Study material:
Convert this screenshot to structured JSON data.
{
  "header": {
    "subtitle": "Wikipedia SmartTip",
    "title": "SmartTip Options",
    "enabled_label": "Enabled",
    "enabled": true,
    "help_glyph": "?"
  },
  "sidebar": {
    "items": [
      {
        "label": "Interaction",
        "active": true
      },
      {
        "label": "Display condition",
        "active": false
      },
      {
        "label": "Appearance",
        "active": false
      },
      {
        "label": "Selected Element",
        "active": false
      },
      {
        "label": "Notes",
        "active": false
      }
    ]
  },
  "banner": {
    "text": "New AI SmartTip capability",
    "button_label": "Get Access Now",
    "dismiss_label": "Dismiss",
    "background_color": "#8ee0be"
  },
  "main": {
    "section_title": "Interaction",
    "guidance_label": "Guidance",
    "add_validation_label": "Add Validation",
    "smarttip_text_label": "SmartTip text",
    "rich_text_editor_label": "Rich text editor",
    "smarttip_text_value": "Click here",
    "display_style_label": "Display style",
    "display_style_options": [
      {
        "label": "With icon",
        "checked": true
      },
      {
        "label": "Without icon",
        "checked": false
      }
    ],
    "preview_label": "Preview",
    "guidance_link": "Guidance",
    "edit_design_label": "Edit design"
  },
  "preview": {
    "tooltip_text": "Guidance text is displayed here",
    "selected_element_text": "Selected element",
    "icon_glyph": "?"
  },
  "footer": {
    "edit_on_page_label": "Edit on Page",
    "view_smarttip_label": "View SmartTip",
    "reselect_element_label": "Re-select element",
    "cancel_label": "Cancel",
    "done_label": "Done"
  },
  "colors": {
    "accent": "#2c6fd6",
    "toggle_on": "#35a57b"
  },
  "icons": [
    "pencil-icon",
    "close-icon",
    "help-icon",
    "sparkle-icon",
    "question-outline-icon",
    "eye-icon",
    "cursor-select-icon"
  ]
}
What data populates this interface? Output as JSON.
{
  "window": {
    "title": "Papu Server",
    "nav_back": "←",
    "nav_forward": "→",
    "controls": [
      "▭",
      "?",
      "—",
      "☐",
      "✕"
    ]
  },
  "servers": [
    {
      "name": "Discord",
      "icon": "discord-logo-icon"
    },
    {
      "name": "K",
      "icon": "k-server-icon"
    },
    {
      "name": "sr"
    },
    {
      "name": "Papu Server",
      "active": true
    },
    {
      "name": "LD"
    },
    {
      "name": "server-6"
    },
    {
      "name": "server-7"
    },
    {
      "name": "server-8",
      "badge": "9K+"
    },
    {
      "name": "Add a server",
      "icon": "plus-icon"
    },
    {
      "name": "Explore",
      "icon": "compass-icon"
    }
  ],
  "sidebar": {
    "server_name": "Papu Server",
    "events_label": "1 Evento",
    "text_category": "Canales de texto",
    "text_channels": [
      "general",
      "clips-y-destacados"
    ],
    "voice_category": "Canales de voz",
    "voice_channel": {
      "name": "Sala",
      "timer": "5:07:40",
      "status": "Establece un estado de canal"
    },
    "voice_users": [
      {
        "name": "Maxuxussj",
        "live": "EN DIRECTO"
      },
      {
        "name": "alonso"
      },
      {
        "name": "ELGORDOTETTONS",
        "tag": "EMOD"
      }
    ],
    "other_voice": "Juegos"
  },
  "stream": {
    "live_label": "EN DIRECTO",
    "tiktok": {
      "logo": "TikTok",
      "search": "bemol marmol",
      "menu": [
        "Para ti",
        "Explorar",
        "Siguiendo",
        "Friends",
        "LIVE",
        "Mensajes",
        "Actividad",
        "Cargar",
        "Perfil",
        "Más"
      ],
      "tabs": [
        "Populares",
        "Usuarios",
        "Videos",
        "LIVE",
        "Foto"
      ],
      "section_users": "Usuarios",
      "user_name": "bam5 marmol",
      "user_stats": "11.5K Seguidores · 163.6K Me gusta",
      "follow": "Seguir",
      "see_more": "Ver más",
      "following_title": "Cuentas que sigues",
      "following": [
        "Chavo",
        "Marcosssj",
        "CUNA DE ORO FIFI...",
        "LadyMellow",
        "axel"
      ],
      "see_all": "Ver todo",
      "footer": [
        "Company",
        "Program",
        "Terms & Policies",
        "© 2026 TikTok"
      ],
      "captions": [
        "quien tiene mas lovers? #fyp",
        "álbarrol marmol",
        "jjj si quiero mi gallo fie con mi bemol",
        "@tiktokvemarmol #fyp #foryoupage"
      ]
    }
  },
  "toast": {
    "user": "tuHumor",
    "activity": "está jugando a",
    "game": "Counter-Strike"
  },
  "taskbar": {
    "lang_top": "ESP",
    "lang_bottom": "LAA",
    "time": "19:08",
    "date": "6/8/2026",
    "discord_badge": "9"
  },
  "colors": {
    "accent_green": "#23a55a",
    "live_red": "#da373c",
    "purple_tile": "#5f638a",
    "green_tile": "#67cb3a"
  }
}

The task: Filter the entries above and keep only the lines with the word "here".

Output of the exercise:
    "smarttip_text_value": "Click here",
    "tooltip_text": "Guidance text is displayed here",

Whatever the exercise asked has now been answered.